Our new lambs–Tino, Sweet Pea, Butterbean, and Truffle Spring 2018 Please bear with this somewhat stream of consciousness post. I kept going around and around about what to say, how to say it, and whether to even say it. But here it is. Suffering at the hands of someone you love and who is supposed to love you, […]
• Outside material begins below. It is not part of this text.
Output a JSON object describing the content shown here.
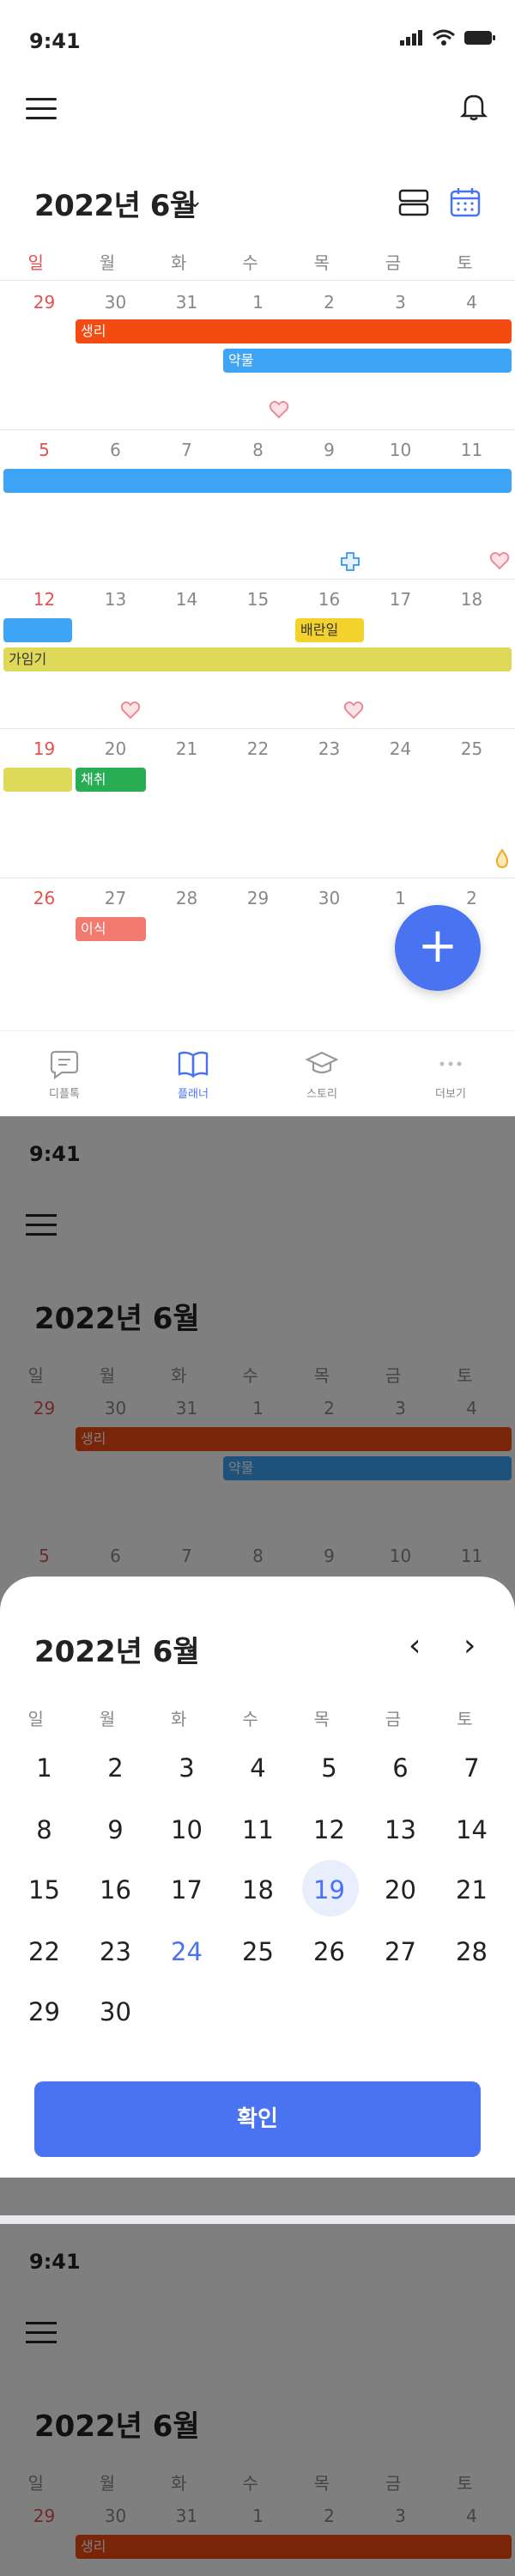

Dash and Bizou There is no shortage of rabbits on Green Hill Farm this spring. I’m not kidding! We are Plum. Covered. Up. There are big rabbits, little rabbits, and even teeny-tiny rabbits. They’re everywhere: running across the driveway, darting into bushes, chasing each other around the vegetable garden, sunning themselves on the lawn, hanging out in the sheep pasture, munching on clover in the back garden, and sitting under the window in the dogs’ play room—tormenting poor Bizou. We simply have too many rabbits! Don’t get me wrong. I love all critters, especially cute, furry bunnies. But, lately, they’ve been making our lives somewhat stressful. These wascaly wabbits are driving Bizou and Dash to distraction, and me right along with them. Bizou is completely obsessed. Once in a while, I’ll hear a groan and a moan and then a whimper. This melodic trio quickly escalates into many high-pitched whimpers, followed by lots of frantic whining and running around the room. And, of course, jumping up on window sills—all in a vain attempt to glimpse rabbits. Understandably, this behavior isn’t good for Bizou, the window sills, or my nerves for that matter. So, whenever the rabbits decide to hang out under the windows, I usually encourage Bizou to leave the room, and I shut the door. The other day, Bizou was so wound-up, running in circles and launching himself at the window to get the rabbit that no amount […]
I really love it when ALL my ducks are in a row. 🙂 Ducks taking a stroll at Painswick Rococo Garden The Cotswolds, England Have a wonderful weekend!